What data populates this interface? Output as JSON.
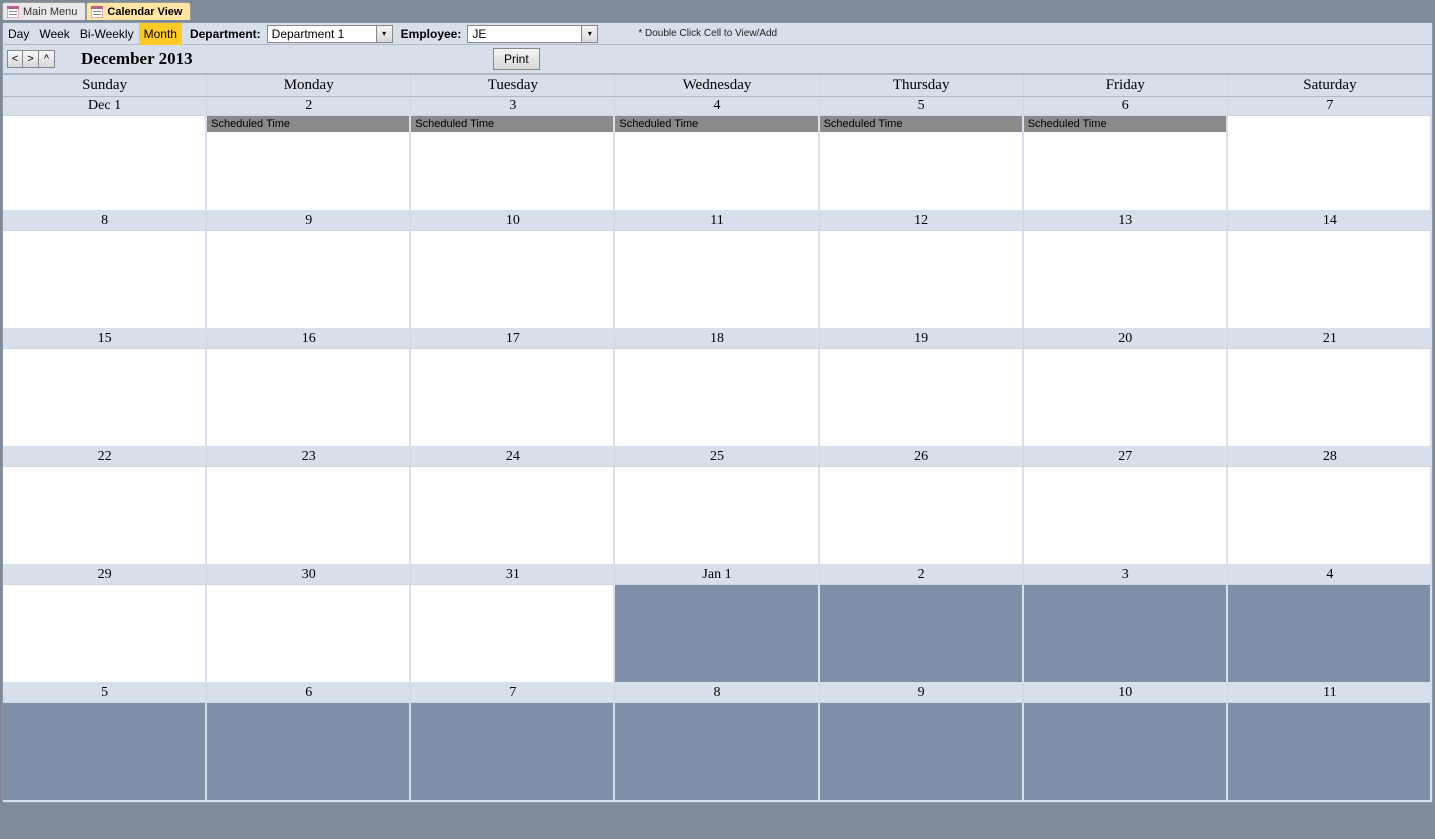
{
  "tabs": [
    {
      "label": "Main Menu",
      "active": false
    },
    {
      "label": "Calendar View",
      "active": true
    }
  ],
  "toolbar": {
    "views": [
      {
        "label": "Day",
        "active": false
      },
      {
        "label": "Week",
        "active": false
      },
      {
        "label": "Bi-Weekly",
        "active": false
      },
      {
        "label": "Month",
        "active": true
      }
    ],
    "department_label": "Department:",
    "department_value": "Department 1",
    "employee_label": "Employee:",
    "employee_value": "JE",
    "hint": "* Double Click Cell to View/Add"
  },
  "nav": {
    "prev": "<",
    "next": ">",
    "up": "^",
    "title": "December 2013",
    "print": "Print"
  },
  "day_names": [
    "Sunday",
    "Monday",
    "Tuesday",
    "Wednesday",
    "Thursday",
    "Friday",
    "Saturday"
  ],
  "weeks": [
    {
      "dates": [
        "Dec 1",
        "2",
        "3",
        "4",
        "5",
        "6",
        "7"
      ],
      "cells": [
        {
          "other": false,
          "events": []
        },
        {
          "other": false,
          "events": [
            "Scheduled Time"
          ]
        },
        {
          "other": false,
          "events": [
            "Scheduled Time"
          ]
        },
        {
          "other": false,
          "events": [
            "Scheduled Time"
          ]
        },
        {
          "other": false,
          "events": [
            "Scheduled Time"
          ]
        },
        {
          "other": false,
          "events": [
            "Scheduled Time"
          ]
        },
        {
          "other": false,
          "events": []
        }
      ]
    },
    {
      "dates": [
        "8",
        "9",
        "10",
        "11",
        "12",
        "13",
        "14"
      ],
      "cells": [
        {
          "other": false,
          "events": []
        },
        {
          "other": false,
          "events": []
        },
        {
          "other": false,
          "events": []
        },
        {
          "other": false,
          "events": []
        },
        {
          "other": false,
          "events": []
        },
        {
          "other": false,
          "events": []
        },
        {
          "other": false,
          "events": []
        }
      ]
    },
    {
      "dates": [
        "15",
        "16",
        "17",
        "18",
        "19",
        "20",
        "21"
      ],
      "cells": [
        {
          "other": false,
          "events": []
        },
        {
          "other": false,
          "events": []
        },
        {
          "other": false,
          "events": []
        },
        {
          "other": false,
          "events": []
        },
        {
          "other": false,
          "events": []
        },
        {
          "other": false,
          "events": []
        },
        {
          "other": false,
          "events": []
        }
      ]
    },
    {
      "dates": [
        "22",
        "23",
        "24",
        "25",
        "26",
        "27",
        "28"
      ],
      "cells": [
        {
          "other": false,
          "events": []
        },
        {
          "other": false,
          "events": []
        },
        {
          "other": false,
          "events": []
        },
        {
          "other": false,
          "events": []
        },
        {
          "other": false,
          "events": []
        },
        {
          "other": false,
          "events": []
        },
        {
          "other": false,
          "events": []
        }
      ]
    },
    {
      "dates": [
        "29",
        "30",
        "31",
        "Jan 1",
        "2",
        "3",
        "4"
      ],
      "cells": [
        {
          "other": false,
          "events": []
        },
        {
          "other": false,
          "events": []
        },
        {
          "other": false,
          "events": []
        },
        {
          "other": true,
          "events": []
        },
        {
          "other": true,
          "events": []
        },
        {
          "other": true,
          "events": []
        },
        {
          "other": true,
          "events": []
        }
      ]
    },
    {
      "dates": [
        "5",
        "6",
        "7",
        "8",
        "9",
        "10",
        "11"
      ],
      "cells": [
        {
          "other": true,
          "events": []
        },
        {
          "other": true,
          "events": []
        },
        {
          "other": true,
          "events": []
        },
        {
          "other": true,
          "events": []
        },
        {
          "other": true,
          "events": []
        },
        {
          "other": true,
          "events": []
        },
        {
          "other": true,
          "events": []
        }
      ]
    }
  ]
}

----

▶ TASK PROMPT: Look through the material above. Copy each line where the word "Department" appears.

▶ RESPONSE TO THIS EXERCISE:
    "department_label": "Department:",
    "department_value": "Department 1",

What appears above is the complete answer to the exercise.